■ THE TASK
Each line of the data below containing "letter" needs to be listed.

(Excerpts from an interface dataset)

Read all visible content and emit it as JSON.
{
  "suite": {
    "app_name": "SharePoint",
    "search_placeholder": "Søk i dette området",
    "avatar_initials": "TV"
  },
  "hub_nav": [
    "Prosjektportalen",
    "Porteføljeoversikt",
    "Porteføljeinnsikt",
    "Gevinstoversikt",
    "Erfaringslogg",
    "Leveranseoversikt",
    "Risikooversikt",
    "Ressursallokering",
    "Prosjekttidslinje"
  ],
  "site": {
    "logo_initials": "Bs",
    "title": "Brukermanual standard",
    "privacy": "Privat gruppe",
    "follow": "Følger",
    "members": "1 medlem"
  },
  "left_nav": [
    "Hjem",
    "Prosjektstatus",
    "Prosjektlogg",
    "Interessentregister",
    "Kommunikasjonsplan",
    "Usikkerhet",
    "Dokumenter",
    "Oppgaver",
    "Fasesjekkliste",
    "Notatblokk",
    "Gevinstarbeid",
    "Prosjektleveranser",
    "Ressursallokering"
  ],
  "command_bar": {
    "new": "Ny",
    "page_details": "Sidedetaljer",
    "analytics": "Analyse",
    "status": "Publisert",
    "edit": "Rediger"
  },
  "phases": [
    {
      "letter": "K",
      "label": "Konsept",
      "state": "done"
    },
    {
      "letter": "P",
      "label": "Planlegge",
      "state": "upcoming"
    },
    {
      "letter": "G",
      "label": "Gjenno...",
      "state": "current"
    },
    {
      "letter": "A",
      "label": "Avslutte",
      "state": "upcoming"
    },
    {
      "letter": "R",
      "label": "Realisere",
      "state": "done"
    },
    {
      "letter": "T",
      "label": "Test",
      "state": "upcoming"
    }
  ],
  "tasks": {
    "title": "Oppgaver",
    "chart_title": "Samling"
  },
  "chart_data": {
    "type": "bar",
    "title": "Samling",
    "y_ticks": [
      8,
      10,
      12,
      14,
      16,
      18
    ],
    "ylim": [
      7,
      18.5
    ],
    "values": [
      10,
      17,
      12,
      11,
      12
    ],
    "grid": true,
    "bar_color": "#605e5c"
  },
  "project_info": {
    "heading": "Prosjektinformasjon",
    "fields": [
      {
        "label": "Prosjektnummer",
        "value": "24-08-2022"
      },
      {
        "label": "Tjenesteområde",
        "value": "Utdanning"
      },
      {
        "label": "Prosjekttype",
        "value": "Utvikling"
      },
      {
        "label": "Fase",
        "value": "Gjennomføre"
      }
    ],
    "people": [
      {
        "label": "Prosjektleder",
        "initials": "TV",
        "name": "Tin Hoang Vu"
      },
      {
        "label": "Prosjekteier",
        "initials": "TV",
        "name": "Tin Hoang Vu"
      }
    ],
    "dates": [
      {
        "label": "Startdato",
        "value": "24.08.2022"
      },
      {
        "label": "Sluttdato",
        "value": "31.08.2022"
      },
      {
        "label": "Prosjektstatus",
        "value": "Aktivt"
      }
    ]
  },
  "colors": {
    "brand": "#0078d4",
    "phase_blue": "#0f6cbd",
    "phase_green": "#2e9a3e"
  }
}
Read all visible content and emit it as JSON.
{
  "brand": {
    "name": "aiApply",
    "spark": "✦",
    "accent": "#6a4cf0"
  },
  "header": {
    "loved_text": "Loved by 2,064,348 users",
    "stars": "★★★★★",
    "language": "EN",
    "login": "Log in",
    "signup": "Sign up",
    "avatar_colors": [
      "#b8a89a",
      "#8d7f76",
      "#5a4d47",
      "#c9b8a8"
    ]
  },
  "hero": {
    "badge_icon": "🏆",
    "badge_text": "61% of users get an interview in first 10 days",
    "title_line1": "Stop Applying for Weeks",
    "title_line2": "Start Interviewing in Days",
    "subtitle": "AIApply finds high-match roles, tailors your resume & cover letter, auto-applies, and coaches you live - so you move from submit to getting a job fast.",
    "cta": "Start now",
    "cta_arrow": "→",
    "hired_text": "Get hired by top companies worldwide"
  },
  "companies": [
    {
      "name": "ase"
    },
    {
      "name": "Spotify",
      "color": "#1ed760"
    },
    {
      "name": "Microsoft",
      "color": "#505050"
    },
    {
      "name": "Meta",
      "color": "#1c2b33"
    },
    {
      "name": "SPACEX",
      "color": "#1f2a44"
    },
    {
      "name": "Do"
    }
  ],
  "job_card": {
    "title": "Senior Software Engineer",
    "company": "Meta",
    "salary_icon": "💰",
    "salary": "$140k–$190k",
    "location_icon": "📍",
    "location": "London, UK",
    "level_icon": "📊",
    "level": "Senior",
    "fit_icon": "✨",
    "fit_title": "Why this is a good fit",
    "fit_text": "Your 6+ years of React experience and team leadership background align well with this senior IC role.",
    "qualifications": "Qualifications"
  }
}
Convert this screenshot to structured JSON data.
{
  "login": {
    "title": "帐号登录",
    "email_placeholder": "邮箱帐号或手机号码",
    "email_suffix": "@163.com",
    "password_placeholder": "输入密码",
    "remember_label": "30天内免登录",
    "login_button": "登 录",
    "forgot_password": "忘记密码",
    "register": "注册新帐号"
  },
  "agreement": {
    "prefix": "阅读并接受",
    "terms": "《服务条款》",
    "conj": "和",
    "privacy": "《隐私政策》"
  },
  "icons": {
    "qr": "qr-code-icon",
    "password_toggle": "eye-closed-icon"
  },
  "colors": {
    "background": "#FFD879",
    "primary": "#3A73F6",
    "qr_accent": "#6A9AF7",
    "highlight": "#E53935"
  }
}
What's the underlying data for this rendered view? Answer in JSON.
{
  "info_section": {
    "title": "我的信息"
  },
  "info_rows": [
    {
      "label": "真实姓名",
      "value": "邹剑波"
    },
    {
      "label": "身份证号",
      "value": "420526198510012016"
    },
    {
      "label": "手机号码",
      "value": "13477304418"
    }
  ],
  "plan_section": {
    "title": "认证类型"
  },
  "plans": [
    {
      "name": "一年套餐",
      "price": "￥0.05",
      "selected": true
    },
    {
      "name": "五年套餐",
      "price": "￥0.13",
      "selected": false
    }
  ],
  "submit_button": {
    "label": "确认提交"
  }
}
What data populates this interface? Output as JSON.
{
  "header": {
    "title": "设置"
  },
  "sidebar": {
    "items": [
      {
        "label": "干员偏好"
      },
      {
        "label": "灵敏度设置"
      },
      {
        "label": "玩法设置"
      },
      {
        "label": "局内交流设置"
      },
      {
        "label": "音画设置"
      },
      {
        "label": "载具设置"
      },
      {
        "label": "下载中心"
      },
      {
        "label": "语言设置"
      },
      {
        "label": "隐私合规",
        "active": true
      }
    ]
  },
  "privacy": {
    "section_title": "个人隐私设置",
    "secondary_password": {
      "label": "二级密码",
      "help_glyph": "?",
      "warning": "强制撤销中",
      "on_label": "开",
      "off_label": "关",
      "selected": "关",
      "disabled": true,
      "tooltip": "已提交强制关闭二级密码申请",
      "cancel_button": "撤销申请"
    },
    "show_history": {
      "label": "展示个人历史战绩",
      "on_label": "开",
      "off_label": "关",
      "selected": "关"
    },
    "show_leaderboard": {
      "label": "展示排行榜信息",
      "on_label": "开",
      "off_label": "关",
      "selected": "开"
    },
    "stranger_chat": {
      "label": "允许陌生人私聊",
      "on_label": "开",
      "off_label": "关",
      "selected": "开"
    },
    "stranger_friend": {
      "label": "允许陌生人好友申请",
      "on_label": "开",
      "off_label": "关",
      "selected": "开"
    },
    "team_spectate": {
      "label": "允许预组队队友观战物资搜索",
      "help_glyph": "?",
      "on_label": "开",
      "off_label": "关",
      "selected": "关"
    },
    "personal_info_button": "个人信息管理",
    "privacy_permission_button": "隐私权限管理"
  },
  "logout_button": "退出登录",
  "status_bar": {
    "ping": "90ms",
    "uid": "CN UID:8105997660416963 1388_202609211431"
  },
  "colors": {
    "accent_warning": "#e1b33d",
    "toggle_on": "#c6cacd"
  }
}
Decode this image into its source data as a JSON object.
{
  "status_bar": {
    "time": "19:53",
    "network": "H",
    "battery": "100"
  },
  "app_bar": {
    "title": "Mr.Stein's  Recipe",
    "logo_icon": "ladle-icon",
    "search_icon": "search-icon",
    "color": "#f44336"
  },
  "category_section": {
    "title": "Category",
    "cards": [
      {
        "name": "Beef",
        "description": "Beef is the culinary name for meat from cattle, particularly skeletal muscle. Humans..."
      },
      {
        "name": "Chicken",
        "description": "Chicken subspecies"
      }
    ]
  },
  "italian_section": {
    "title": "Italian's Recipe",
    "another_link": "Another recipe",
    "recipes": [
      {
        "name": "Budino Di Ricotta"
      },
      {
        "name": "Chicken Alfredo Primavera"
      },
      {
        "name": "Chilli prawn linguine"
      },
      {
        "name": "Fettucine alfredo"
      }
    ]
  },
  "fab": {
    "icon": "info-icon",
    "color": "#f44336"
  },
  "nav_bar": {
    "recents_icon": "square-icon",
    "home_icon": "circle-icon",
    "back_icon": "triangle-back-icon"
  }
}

■ COMPLETED TASK
      "letter": "K",
      "letter": "P",
      "letter": "G",
      "letter": "A",
      "letter": "R",
      "letter": "T",
    "subtitle": "AIApply finds high-match roles, tailors your resume & cover letter, auto-applies, and coaches you live - so you move from submit to getting a job fast.",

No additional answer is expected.